Sunday , December 17 2017
Home / Books / Book Reviews / Book Review: ‘The New Senior Man: Exploring New Horizons, New Opportunities,’ by Thelma Reese and Barbara M. Fleisher

Book Review: ‘The New Senior Man: Exploring New Horizons, New Opportunities,’ by Thelma Reese and Barbara M. Fleisher

Everything about how we age is changing. The population of seniors is growing — it’s expected to double in the next 23 years or so. Our life expectancy is increasing as well — to an average age of 110 by the year 2030. This silver tsunami is going to transform the realities of growing older, from how we age to what we do and where we do it. For men, there’s another issue: they have far longer to live after traditional retirement age, and are often active and healthy enough for a veritable third career. But they need a roadmap for this next phase of their lives. In The New Senior Man: Exploring New Horizons, New Opportunities, by Thelma Reese and Barbara M. Fleisher, they get it.

Reese and Fleischer are experts on life during retirement, including all the issues that people face going into it. Their incredibly popular blog, Elderchicks, is a vibrant forum for people facing retirement who want to thrive and not just survive. For Man, they picked up where their original The New Senior Woman left off. Everywhere they went while on their book tour for Woman, they got asked the same question: What about the men? Why isn’t there a book like this for men? Retirement has a whole new meaning for men as well as women, doesn’t it? Men wanted a book to help them navigate far more than just their 401K.

As the authors found while working on this book, men have long been expected to grin and bear it. There’s an assumption that they will simply “man up,” walking out of the office for the last time and into their senior years with chin up and no questions. But there are endless questions, from emotional to practical to physical. Forget the gold watch, in other words.

It may also seem surprising, but of the many men the authors interviewed, most have complicated views of slowing down. In some cases they simply refuse to. They have no plans to play shuffleboard, or a long lazy morning of golf. They’re more interested in adventures, goals, new ambitions, new challenges.

It was smart of Reese and Fleisher to let men talk for themselves: it echoes the sense of self-empowerment they’re trying to help senior men feel, instead of that odd powerlessness of suddenly having nowhere to go. We meet men who retired from one full career only to embark on another; men who simply redefine their role in a job, stepping away from certain tasks and digging into others.

We meet men who move to wild locales, and men who found love and sweet satisfaction after losing their long-time partner. We meet executives, firefighters, doctors, veterans, artists. The thru-line is reinventing retirement: seizing the time they have left to make a difference in the world. The other recurring theme is that men often face a kind of ageism that could cripple the soul — but instead, they find ways to fight against it, claiming their right to continue participating in life and work

Along with these real-life personal stories comes practical, do-able, helpful guidance: the stories trigger topical discussions that are then distilled into smart strategies and good advice.

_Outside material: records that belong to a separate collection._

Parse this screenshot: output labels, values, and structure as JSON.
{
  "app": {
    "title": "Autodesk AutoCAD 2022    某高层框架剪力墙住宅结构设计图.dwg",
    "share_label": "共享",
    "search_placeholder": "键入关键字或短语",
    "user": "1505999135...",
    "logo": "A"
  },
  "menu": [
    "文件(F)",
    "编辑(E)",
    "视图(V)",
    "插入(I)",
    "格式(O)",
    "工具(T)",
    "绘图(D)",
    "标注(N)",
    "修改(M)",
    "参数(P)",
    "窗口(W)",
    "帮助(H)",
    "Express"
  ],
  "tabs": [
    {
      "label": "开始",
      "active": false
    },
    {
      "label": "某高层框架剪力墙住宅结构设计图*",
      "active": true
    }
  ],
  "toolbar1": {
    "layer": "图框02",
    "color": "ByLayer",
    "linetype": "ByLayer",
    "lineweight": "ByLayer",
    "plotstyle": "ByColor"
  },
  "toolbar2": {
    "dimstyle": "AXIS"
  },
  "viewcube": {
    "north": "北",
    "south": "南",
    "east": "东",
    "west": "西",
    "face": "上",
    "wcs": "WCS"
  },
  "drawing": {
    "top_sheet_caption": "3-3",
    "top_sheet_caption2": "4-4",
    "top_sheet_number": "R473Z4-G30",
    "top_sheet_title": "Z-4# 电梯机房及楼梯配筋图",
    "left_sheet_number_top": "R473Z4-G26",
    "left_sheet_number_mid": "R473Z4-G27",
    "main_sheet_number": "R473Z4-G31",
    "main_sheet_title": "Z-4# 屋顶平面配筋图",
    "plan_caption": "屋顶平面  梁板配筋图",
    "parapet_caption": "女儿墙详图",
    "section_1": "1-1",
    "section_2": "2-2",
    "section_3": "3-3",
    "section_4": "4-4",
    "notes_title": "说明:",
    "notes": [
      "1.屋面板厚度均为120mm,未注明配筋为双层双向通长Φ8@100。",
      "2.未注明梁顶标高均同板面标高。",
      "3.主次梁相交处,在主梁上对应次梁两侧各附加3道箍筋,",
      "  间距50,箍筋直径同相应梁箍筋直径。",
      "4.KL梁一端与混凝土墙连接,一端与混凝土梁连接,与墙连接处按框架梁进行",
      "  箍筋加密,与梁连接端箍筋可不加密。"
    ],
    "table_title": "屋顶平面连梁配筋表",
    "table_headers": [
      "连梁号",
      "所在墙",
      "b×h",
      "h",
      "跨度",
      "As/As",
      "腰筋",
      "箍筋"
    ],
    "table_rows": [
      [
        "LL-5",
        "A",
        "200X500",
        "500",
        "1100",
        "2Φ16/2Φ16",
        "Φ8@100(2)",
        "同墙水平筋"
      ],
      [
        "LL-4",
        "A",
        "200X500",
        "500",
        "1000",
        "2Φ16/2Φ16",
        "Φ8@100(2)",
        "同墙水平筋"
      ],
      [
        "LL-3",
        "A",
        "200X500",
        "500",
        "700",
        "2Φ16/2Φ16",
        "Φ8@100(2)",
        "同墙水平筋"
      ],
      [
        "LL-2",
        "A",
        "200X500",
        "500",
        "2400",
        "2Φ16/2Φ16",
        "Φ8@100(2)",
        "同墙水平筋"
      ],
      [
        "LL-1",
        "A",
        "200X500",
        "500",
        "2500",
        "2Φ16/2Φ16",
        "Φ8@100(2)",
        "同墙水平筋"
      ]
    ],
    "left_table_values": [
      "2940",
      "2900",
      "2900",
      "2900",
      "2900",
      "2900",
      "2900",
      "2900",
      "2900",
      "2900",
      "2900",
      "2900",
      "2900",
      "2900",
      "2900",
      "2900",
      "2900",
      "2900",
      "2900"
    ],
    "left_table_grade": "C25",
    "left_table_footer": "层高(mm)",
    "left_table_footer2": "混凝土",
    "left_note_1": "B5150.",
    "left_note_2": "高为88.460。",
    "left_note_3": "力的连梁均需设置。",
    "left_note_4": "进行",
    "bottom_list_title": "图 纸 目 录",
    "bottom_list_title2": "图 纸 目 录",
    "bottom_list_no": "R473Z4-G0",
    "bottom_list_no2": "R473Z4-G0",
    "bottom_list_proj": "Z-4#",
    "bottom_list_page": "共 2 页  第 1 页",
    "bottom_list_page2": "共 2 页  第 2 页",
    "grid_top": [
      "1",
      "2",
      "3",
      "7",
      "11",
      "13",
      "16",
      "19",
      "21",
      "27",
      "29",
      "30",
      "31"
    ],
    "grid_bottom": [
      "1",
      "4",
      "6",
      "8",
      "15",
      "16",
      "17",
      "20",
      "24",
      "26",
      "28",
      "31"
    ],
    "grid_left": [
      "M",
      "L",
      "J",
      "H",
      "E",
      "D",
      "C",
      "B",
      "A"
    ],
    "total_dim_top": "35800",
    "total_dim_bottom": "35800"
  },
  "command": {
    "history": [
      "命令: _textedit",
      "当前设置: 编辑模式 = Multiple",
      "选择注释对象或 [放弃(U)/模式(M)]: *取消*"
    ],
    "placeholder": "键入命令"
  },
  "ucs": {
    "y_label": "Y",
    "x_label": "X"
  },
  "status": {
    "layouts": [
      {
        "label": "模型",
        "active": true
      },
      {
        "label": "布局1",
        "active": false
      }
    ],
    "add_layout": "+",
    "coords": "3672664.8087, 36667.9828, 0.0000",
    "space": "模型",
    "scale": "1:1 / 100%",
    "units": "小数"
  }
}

But there’s no sugarcoating here. There’s a section with the wonderful title, “Meandering” about how to handle that “what next?” sensation following retirement. The best solution is to turn it into a sense into optimism and hope for new experiences and adventures.

The section on sex and intimacy offers guidance on managing different expectations in a partnership — there are bound to be some mixed signals — both emotional and physical. The authors also provide revealing tales on how retirement can upset a long-held but fragile domestic balance at home — and how relationships can be rebalanced and made solid again.

There are sections of handling loss, finding community, and on how to avoid the many pitfalls of retired life, including spending far too much time alone. While women tend to have their own emotional support networks in place, the authors point out, men often need to create them from scratch. The wonder here is that men do: the men in this book are resilient, resourceful, and often, revitalized by the prospect of the years ahead. For men facing retirement or for anyone looking to make sure their father / uncle / brother / husband / boyfriend or friend doesn’t feel like they have to go it alone, this is an immensely helpful and inspiring book.

For more about the authors, visit Elderchicks.

About Patricia Gale

Patricia Gale has written and ghostwritten hundreds of blogs and articles that have appeared on sites such as Psychology Today, Forbes, and Huffington Post, and in countless national newspapers and magazines. Her “beat” is health, business, career, self-help, parenting, and relationships.

Check Also

Book Review: ‘The Address,’ A Novel by Fiona Davis

In 'The Address' by Fiona Davis, the author takes you deep into the past and gives us a story of courage, bravery, love and revenge.